WHAT IS BEING ASKED: Only lines holding the word "みぎくりっく" are wanted. Copy them from the listing below.

RECORD EXTRACTS:

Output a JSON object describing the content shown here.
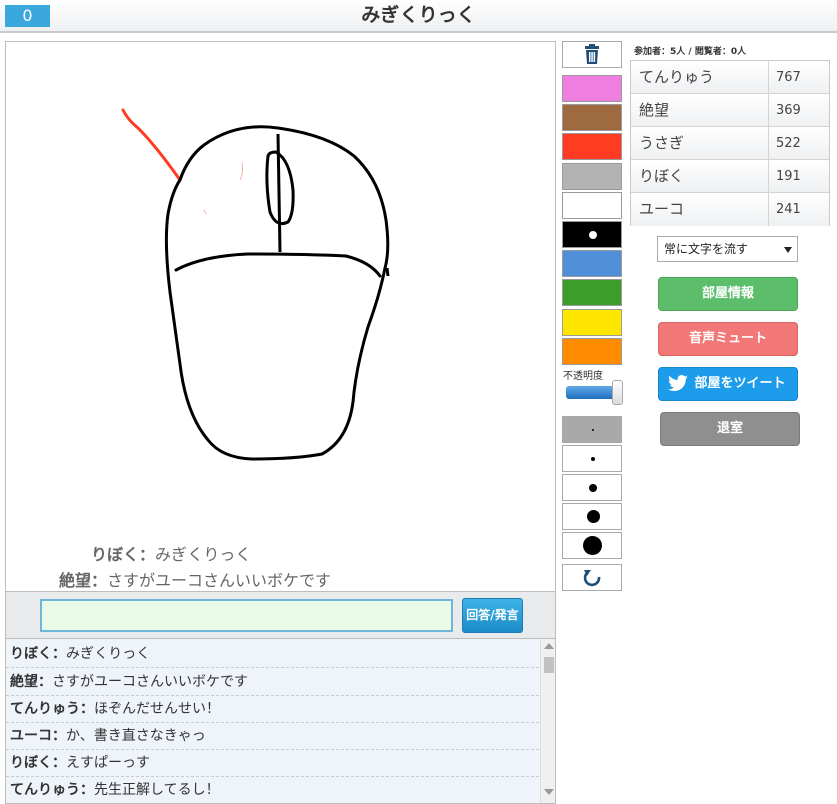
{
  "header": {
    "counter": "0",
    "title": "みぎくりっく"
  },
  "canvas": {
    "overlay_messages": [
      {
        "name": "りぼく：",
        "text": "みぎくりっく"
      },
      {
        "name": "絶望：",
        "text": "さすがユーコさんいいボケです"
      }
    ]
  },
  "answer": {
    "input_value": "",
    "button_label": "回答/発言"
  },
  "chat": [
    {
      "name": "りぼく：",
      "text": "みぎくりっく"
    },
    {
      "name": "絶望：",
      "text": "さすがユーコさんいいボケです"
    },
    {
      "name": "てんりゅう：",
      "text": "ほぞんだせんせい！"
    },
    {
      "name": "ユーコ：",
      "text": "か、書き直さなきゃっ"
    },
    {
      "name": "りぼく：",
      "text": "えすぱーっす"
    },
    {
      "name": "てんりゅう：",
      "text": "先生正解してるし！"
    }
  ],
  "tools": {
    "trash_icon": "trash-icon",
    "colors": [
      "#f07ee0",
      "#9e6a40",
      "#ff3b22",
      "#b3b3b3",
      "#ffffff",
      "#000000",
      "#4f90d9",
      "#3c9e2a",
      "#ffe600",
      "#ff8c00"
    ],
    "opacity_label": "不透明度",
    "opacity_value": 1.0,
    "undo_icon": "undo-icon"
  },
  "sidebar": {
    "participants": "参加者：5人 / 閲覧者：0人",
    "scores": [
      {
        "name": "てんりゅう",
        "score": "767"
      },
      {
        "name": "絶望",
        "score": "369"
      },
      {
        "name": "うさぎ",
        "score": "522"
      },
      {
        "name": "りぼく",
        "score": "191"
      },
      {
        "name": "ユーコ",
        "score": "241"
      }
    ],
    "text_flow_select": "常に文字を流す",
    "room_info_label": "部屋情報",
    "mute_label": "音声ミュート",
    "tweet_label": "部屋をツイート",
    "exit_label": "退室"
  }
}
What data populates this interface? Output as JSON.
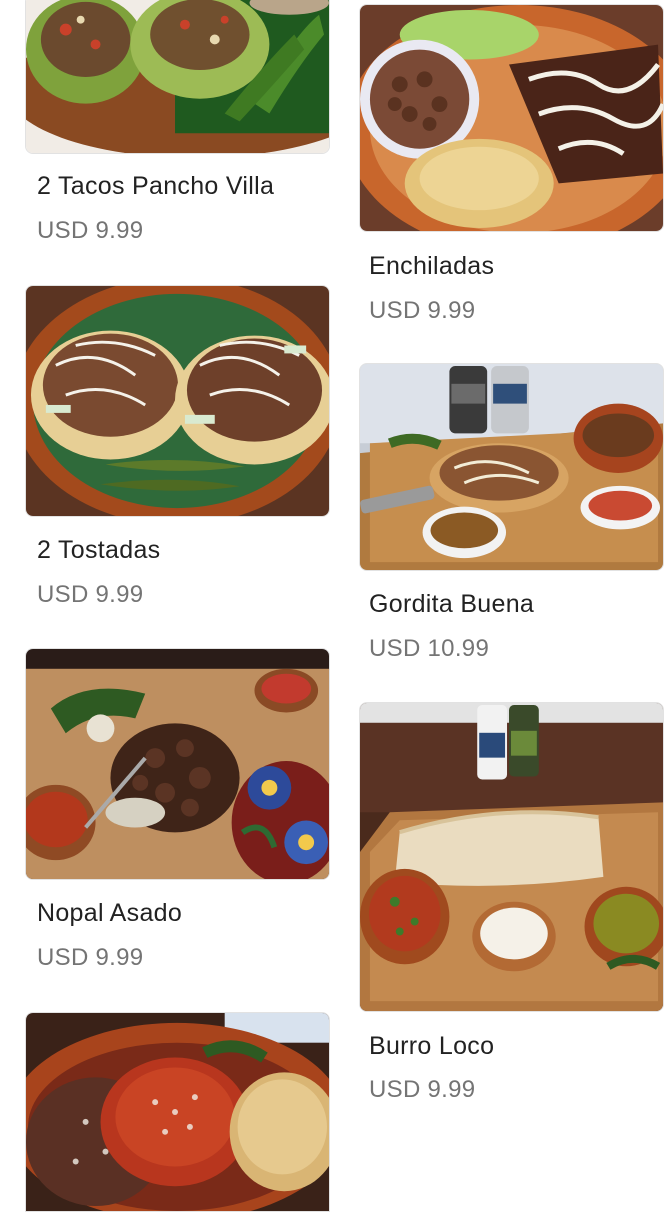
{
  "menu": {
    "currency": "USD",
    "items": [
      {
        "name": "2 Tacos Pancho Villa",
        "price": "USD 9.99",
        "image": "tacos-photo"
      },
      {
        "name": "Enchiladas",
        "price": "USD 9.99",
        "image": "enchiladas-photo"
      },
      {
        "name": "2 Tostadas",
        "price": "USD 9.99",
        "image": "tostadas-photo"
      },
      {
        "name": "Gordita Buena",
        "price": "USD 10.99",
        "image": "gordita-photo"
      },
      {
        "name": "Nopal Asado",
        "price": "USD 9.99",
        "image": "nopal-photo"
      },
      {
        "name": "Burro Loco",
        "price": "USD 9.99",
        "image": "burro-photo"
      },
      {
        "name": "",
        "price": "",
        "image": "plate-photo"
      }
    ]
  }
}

ANSWER SPACE:
    "title": "みぎくりっく"
        "text": "みぎくりっく"
      "text": "みぎくりっく"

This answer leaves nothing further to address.